Breath testing offers a straightforward, non-invasive way to monitor our biology, providing a potential tool for the early detection of diseases and optimization of treatment through precision medicine. The potential of exhaled breath analysis is huge, with applications in many fields including the diagnosis and monitoring of disease. However, as with any field of research that is relatively new, a number of crucial challenges still need to be addressed before routine clinical implementation is possible.
What is Breath Biopsy?
The concept of using breath samples to identify changes linked with health and disease is not new. For decades, researchers have been investigating the gaseous composition of breath as well as the VOCs in exhaled air to tell us more about our biology and health. In the genomics era, new technologies and an increased emphasis on high-throughput biological analysis and metabolomics have helped to expand the breath research field and interest in breathomics has grown rapidly.
Exhaled breath is more than just air; it contains over 1,000 volatile organic compounds (VOC) as well as microscopic aerosol particles, also known as respiratory droplets, originating from the lungs and airways. Both VOCs and breath aerosol represent rich sources of biological information. Conclusively, Breath Biopsy provides an entirely new way to access this information by collecting and analyzing breath samples. This makes it possible to:
- Investigate biomarkers for disease early detection
- Stratify patients by phenotype for precision medicine
- Detect and monitor response to treatments
- Measure exposure to hazardous substances and their impact on the body
Unlike liquid and tissue biopsies, which require blood or tissue samples to be taken, Breath Biopsy provides a completely non-invasive solution that maximizes patient comfort.
What are Breath Biomarkers?
Breath biomarkers largely arise either as VOCs captured from the air or as non-volatiles found within respiratory droplets from exhaled breath aerosols. Many exhaled VOCs are the products of metabolism and so reflect biochemical activities within the body. Respiratory droplets can contain non-volatile metabolites, proteins, DNA and viral pathogens offering insights into other biological processes. Both sample types can also be sources of data relating to environmental factors such as pollutants and chemical exposures that can have impacts on long-term health.
Due to their volatile nature, VOCs in breath are typically small molecules.
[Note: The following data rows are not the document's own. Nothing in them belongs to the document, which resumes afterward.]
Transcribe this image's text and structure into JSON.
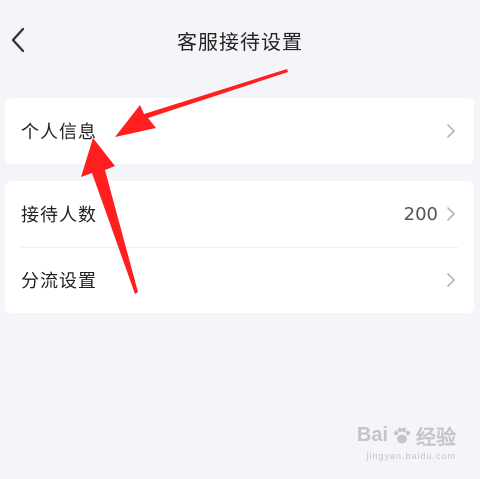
{
  "navbar": {
    "back_icon": "chevron-left-icon",
    "title": "客服接待设置"
  },
  "groups": [
    {
      "rows": [
        {
          "label": "个人信息",
          "value": "",
          "icon": "chevron-right-icon"
        }
      ]
    },
    {
      "rows": [
        {
          "label": "接待人数",
          "value": "200",
          "icon": "chevron-right-icon"
        },
        {
          "label": "分流设置",
          "value": "",
          "icon": "chevron-right-icon"
        }
      ]
    }
  ],
  "annotation": {
    "color": "#ff1f1f",
    "count": 2
  },
  "watermark": {
    "brand_left": "Bai",
    "brand_right": "经验",
    "url": "jingyan.baidu.com"
  },
  "colors": {
    "background": "#f4f5f9",
    "card": "#ffffff",
    "text": "#222222",
    "chevron": "#b5b5b5"
  }
}
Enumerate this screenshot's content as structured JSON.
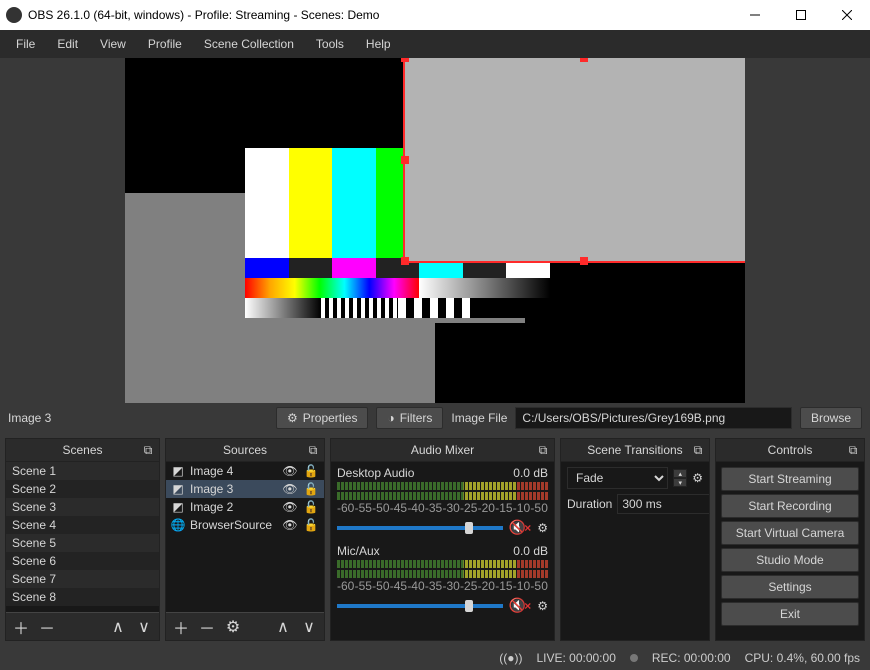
{
  "window": {
    "title": "OBS 26.1.0 (64-bit, windows) - Profile: Streaming - Scenes: Demo"
  },
  "menu": {
    "file": "File",
    "edit": "Edit",
    "view": "View",
    "profile": "Profile",
    "scene_collection": "Scene Collection",
    "tools": "Tools",
    "help": "Help"
  },
  "context": {
    "selected_source": "Image 3",
    "properties": "Properties",
    "filters": "Filters",
    "field_label": "Image File",
    "field_value": "C:/Users/OBS/Pictures/Grey169B.png",
    "browse": "Browse"
  },
  "panels": {
    "scenes": {
      "title": "Scenes",
      "items": [
        "Scene 1",
        "Scene 2",
        "Scene 3",
        "Scene 4",
        "Scene 5",
        "Scene 6",
        "Scene 7",
        "Scene 8"
      ]
    },
    "sources": {
      "title": "Sources",
      "items": [
        {
          "label": "Image 4",
          "type": "image",
          "visible": true,
          "locked": false
        },
        {
          "label": "Image 3",
          "type": "image",
          "visible": true,
          "locked": false,
          "selected": true
        },
        {
          "label": "Image 2",
          "type": "image",
          "visible": true,
          "locked": false
        },
        {
          "label": "BrowserSource",
          "type": "browser",
          "visible": true,
          "locked": false
        }
      ]
    },
    "mixer": {
      "title": "Audio Mixer",
      "channels": [
        {
          "name": "Desktop Audio",
          "level": "0.0 dB"
        },
        {
          "name": "Mic/Aux",
          "level": "0.0 dB"
        }
      ],
      "scale": [
        "-60",
        "-55",
        "-50",
        "-45",
        "-40",
        "-35",
        "-30",
        "-25",
        "-20",
        "-15",
        "-10",
        "-5",
        "0"
      ]
    },
    "transitions": {
      "title": "Scene Transitions",
      "selected": "Fade",
      "duration_label": "Duration",
      "duration": "300 ms"
    },
    "controls": {
      "title": "Controls",
      "buttons": [
        "Start Streaming",
        "Start Recording",
        "Start Virtual Camera",
        "Studio Mode",
        "Settings",
        "Exit"
      ]
    }
  },
  "status": {
    "live": "LIVE: 00:00:00",
    "rec": "REC: 00:00:00",
    "cpu": "CPU: 0.4%, 60.00 fps"
  }
}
They can arise from both external sources (food, smoking, pollution, chemicals) and from within the body itself, as such they can reflect biochemical and metabolic activity as well as environmental effects. Endogenous VOCs are often the product of metabolic processes and, as such, the metabolic effects of diseases are reflected in the pattern of exhaled VOCs. Breath Biopsy represents an adaptable and accessible means to detect and measure VOCs as biomarkers for disease. Learn more about the workflow in this white paper.
How can we measure biomarkers in breath?
The Breath Biopsy platform consists of two components: breath collection through their breath collection device which can be deployed absolutely anywhere, and sample processing. Samples are typically analyzed, and VOCs identified using detailed chemical analysis tools such as mass spectrometry.
Through the integration of mass spectrometry (GC-MS) instrumentation into Owlstone Medical’s Breath Biopsy platform, Orbitrap-based high resolution mass spectrometry will be qualified for the detection of new biomarkers via a validated discovery and routine analysis project. The GC Orbitrap enables confident identification of volatile compounds present in breath samples. The ultra-low and high concentrations encountered in these samples means that it’s essential the system is able to maintain performance at all levels. Developed in partnership between Owlstone Medical and Thermo Fisher Scientific, the new analytical methods will be used to conduct metabolomics studies of breath samples for unique biomarkers that could translate into non-invasive, routine screening solutions for improved early diagnosis of cancer and other disease.
What are the advantages of this technology?
One minute of breathing into the breath analyzer can collect exhaled breath with known biomarker VOCs, or ten minutes for the discovery of new biomarker VOCs. The process is pain free and noninvasive — unlike current liquid and tissue biopsies, which can be distressing for patients. The Breath Biopsy takes around 72 hours to process, from collection to the detection of established cancer biomarker VOCs.
For many diseases, the key determining factor in successful treatment and recovery is how early in its development the disease is identified. When identified at an early stage, before significant damage has been done to the body, treatment is much more likely to be effective. Changes in breath biomarker concentrations occur at the very earliest stages of disease, which means that detecting these biomarkers can allow for disease diagnosis before other physical symptoms have become apparent.
If you want to learn more about Breath Biopsy and Analysis technology visit thermofisher.com/breath-biopsy.